For clinical application, reliable and efficient methodologies, as well as accepted standards, will need to be devised. Future clinical work in this subject should incorporate the gathering of samples in advance for retrospective analysis. This will be useful in determining clinical validity and usefulness. We are optimistic that the collaborative efforts of many will continue to deliver progress in minimizing the toll of this aggressive disease on human life.
Peritoneal carcinomatosis is a tremendous issue for oncologists and surgeons since it is so difficult to cure. Many surgeons and oncologists still raise the white flag when it comes to detecting them. The loco-regionality of PC, as well as the true characteristics and barrier capabilities of the peritoneum with its own lymphatic system, have yet to be thoroughly examined.
There are significant discrepancies in the treatment of different types of PC from different illnesses between different facilities and nations. As a result, several evidences in the data persist and are surely addressed. As a result, chemosurgery (the combination of chemotherapy and surgery as one entity) is not yet regarded as a definitively legitimate choice.
The many kinds of PC caused by various illnesses should no longer be treated in separate facilities.

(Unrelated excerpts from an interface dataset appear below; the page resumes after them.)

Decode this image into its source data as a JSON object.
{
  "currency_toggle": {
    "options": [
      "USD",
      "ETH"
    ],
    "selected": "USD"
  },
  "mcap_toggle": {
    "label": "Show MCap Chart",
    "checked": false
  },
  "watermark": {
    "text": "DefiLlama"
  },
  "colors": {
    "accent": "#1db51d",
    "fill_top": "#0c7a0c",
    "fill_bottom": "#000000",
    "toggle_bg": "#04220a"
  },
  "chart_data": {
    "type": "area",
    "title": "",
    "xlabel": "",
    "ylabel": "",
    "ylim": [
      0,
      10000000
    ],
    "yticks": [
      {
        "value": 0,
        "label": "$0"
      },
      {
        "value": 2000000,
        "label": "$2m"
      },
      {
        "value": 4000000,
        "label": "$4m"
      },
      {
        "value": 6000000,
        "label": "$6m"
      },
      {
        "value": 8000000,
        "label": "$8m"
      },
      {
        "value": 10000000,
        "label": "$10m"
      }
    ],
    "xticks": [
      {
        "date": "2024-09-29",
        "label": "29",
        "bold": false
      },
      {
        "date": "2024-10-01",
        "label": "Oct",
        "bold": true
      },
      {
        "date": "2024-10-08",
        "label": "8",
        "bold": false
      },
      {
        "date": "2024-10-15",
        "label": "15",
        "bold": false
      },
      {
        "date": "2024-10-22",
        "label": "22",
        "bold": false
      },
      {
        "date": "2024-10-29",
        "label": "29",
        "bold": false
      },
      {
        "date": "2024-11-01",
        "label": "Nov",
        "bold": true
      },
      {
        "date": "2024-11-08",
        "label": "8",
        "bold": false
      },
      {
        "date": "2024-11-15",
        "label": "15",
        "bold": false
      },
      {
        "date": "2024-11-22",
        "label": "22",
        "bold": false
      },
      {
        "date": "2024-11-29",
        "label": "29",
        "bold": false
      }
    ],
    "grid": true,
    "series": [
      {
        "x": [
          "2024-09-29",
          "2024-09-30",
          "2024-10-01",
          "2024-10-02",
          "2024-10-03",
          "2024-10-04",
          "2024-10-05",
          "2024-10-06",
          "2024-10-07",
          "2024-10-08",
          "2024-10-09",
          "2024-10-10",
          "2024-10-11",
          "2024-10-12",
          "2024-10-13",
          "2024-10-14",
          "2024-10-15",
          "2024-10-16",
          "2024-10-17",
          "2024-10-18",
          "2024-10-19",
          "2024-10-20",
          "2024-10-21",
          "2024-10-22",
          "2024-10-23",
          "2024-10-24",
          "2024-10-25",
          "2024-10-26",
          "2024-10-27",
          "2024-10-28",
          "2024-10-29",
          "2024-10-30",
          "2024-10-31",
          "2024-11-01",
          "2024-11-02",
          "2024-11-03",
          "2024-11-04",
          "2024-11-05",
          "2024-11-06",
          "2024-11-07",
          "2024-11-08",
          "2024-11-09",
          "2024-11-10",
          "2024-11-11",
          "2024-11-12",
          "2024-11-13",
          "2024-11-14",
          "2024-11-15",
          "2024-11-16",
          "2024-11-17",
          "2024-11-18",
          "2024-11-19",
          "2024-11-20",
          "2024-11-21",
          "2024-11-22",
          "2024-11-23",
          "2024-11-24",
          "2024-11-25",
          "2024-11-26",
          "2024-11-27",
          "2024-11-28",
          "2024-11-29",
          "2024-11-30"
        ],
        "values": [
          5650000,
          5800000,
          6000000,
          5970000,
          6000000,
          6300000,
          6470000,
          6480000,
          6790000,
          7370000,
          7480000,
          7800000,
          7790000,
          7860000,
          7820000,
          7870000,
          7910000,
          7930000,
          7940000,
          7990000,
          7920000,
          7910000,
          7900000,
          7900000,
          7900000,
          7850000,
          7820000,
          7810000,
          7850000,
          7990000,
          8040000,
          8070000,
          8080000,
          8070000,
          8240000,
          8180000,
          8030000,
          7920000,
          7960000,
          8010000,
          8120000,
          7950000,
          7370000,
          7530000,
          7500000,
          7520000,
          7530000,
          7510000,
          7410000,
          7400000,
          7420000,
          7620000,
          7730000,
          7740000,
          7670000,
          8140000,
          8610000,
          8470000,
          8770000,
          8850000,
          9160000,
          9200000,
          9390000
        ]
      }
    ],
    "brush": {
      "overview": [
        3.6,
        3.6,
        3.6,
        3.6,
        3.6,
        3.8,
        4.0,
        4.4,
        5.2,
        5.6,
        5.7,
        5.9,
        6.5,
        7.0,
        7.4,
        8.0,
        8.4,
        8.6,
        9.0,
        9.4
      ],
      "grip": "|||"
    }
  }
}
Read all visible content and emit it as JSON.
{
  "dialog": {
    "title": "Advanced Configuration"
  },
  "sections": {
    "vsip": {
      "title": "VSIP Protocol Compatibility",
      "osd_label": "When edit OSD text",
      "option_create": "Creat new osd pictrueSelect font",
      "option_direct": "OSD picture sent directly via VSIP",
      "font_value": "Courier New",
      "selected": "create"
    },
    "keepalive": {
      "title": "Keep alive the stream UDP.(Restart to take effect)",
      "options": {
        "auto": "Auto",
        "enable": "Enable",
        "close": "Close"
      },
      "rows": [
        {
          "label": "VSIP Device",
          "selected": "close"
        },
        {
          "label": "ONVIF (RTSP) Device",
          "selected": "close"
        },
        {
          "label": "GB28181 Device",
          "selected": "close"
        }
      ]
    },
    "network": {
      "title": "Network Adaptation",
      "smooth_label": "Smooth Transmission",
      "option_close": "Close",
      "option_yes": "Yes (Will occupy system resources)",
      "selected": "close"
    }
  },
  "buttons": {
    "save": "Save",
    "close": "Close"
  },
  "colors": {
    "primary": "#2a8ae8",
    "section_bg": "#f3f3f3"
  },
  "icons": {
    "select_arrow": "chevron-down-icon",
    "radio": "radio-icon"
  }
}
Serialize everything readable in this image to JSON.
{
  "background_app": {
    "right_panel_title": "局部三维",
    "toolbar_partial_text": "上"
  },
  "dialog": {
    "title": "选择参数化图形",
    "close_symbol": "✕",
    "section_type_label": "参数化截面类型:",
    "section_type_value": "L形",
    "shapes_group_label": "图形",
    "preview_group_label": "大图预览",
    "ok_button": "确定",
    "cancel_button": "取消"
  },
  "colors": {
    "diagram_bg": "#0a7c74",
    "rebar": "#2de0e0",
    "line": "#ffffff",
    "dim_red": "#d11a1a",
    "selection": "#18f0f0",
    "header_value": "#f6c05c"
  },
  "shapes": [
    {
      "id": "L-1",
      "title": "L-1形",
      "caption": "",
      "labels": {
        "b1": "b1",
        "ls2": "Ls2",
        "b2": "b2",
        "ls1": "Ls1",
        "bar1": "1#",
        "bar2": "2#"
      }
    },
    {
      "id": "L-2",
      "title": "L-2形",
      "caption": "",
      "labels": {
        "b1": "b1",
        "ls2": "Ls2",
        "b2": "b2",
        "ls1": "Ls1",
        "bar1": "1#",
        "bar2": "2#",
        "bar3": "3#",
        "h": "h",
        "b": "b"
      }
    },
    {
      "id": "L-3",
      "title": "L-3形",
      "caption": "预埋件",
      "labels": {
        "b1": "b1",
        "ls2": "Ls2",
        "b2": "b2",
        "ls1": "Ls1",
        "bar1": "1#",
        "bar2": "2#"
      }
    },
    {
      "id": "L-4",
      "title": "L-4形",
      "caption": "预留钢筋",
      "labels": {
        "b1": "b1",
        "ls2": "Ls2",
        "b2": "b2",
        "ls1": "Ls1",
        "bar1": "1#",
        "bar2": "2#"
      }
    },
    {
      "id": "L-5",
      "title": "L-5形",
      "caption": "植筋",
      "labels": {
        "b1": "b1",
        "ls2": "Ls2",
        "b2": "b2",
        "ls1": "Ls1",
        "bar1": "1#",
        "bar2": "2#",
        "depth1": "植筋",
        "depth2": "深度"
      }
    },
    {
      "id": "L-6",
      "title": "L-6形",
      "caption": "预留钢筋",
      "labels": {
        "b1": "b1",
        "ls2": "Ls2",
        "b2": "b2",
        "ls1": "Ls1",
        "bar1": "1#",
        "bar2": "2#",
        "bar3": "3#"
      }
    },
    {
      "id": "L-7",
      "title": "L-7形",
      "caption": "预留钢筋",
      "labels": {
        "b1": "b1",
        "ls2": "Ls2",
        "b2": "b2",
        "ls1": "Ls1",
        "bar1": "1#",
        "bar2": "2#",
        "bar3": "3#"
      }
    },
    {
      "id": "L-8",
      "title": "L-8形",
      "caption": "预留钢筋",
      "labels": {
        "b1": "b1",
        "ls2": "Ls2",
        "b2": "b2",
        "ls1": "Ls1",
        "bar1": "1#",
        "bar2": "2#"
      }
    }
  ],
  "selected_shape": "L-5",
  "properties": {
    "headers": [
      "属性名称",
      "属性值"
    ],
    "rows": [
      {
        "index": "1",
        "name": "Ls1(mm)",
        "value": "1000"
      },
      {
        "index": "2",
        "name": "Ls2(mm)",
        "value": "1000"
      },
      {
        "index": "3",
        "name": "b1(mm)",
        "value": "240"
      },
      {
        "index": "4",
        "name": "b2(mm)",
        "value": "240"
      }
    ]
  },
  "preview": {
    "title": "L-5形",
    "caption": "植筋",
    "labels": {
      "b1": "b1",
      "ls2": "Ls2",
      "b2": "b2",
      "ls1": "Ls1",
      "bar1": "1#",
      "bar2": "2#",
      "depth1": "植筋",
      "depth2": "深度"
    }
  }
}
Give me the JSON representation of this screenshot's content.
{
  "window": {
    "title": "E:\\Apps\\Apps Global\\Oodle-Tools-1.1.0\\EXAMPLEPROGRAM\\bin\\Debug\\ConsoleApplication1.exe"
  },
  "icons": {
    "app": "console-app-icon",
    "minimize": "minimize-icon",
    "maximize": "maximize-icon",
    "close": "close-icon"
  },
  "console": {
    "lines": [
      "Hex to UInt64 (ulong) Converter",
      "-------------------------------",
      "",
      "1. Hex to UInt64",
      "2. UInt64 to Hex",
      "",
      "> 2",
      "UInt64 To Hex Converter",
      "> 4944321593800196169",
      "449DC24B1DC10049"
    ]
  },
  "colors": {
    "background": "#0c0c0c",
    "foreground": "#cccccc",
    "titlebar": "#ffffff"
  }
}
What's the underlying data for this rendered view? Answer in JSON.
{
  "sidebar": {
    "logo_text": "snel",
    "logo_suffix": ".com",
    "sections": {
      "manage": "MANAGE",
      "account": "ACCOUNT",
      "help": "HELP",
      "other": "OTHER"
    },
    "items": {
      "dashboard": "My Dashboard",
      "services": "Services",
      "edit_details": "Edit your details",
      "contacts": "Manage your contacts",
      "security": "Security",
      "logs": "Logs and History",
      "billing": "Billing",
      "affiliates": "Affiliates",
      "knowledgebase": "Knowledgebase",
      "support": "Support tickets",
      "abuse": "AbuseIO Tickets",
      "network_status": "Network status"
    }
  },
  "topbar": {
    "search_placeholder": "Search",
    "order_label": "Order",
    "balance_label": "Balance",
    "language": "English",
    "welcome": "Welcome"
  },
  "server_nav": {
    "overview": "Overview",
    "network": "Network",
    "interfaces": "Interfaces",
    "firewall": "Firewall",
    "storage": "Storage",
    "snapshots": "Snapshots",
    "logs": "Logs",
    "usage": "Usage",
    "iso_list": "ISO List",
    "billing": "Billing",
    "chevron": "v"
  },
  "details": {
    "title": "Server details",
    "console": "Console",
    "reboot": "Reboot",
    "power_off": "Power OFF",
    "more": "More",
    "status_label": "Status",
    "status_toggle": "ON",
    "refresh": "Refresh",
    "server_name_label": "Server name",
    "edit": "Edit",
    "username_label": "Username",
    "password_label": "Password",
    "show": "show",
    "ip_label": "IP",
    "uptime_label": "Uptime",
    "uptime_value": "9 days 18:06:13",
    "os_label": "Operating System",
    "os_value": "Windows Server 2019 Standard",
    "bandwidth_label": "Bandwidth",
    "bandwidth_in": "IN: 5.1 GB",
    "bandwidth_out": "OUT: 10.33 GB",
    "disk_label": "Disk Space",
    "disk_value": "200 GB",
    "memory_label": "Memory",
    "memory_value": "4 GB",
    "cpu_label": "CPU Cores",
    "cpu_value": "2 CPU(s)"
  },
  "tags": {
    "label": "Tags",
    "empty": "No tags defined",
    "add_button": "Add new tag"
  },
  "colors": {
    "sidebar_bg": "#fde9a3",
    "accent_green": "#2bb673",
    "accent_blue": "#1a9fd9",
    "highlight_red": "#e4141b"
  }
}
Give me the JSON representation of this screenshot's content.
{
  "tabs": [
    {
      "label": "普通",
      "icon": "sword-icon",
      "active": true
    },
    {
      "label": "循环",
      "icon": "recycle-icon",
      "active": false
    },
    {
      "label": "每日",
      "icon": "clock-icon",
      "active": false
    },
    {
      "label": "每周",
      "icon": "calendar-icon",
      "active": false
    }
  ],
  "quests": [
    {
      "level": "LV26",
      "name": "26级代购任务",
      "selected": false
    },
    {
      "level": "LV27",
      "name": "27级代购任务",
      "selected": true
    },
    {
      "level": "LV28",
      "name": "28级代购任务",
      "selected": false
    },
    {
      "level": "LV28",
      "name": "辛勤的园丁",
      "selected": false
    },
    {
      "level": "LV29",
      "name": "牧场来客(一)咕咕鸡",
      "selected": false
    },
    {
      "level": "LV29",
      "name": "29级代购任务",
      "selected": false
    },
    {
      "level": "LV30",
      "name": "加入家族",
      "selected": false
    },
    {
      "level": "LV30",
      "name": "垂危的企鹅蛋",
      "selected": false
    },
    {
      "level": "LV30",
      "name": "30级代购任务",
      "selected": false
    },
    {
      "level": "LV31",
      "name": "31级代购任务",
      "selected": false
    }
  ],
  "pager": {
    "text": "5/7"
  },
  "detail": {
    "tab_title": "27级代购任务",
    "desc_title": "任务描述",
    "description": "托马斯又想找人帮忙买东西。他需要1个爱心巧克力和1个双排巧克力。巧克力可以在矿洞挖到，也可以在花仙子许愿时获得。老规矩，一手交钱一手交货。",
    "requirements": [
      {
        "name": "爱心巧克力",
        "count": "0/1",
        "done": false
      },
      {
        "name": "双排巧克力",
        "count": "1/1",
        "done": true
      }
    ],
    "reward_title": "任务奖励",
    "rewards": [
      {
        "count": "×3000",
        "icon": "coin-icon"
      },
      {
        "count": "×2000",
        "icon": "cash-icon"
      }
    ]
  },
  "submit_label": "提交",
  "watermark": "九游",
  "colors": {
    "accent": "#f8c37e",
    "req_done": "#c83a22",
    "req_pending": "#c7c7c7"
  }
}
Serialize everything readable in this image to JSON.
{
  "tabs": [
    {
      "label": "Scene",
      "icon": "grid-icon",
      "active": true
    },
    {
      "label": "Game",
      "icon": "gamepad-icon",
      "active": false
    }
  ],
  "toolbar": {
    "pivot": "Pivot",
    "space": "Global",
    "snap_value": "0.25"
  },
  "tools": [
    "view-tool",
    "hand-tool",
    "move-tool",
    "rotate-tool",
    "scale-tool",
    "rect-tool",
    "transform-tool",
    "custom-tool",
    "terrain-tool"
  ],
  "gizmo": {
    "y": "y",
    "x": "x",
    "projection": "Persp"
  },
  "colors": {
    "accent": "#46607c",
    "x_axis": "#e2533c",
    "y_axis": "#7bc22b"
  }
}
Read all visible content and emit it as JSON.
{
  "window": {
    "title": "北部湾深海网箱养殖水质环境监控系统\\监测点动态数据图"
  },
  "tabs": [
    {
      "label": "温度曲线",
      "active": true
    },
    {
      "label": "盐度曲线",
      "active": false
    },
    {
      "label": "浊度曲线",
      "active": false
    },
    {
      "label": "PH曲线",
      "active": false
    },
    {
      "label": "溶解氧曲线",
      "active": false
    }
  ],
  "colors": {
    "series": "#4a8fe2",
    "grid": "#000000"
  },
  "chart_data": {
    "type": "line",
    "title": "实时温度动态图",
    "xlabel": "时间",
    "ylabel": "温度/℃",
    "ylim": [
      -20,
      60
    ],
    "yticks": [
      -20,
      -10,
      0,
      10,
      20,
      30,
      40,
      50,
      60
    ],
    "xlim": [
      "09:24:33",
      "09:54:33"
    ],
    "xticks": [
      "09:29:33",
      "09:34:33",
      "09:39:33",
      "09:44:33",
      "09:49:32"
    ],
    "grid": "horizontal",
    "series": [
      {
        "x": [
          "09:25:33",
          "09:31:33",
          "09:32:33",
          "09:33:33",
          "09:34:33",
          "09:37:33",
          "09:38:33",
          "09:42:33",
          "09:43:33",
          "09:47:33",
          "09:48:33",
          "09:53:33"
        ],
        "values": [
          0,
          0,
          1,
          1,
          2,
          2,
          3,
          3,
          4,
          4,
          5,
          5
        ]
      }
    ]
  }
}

Advanced illnesses should be centralized in all nations, and chemosurgery centers should no longer treat all diseases; instead, disease-specialized facilities should begin to apply chemosurgery to the many kinds of PC.
The main risk is that the link between the PC and the primary tumor is lost: while we wait for a better understanding of peritoneal diffusion pathophysiology and try to redefine its prognostic role, it is prudent to mention the pathological classification of the primitive tumor, which is frequently overlooked.
Finally, in order to enhance knowledge and overcome actual restrictions, we must all make a concerted effort toward a multidisciplinary approach, case selection and debate, and reciprocal knowledge increase. Translational medicine should be given more attention and recognition.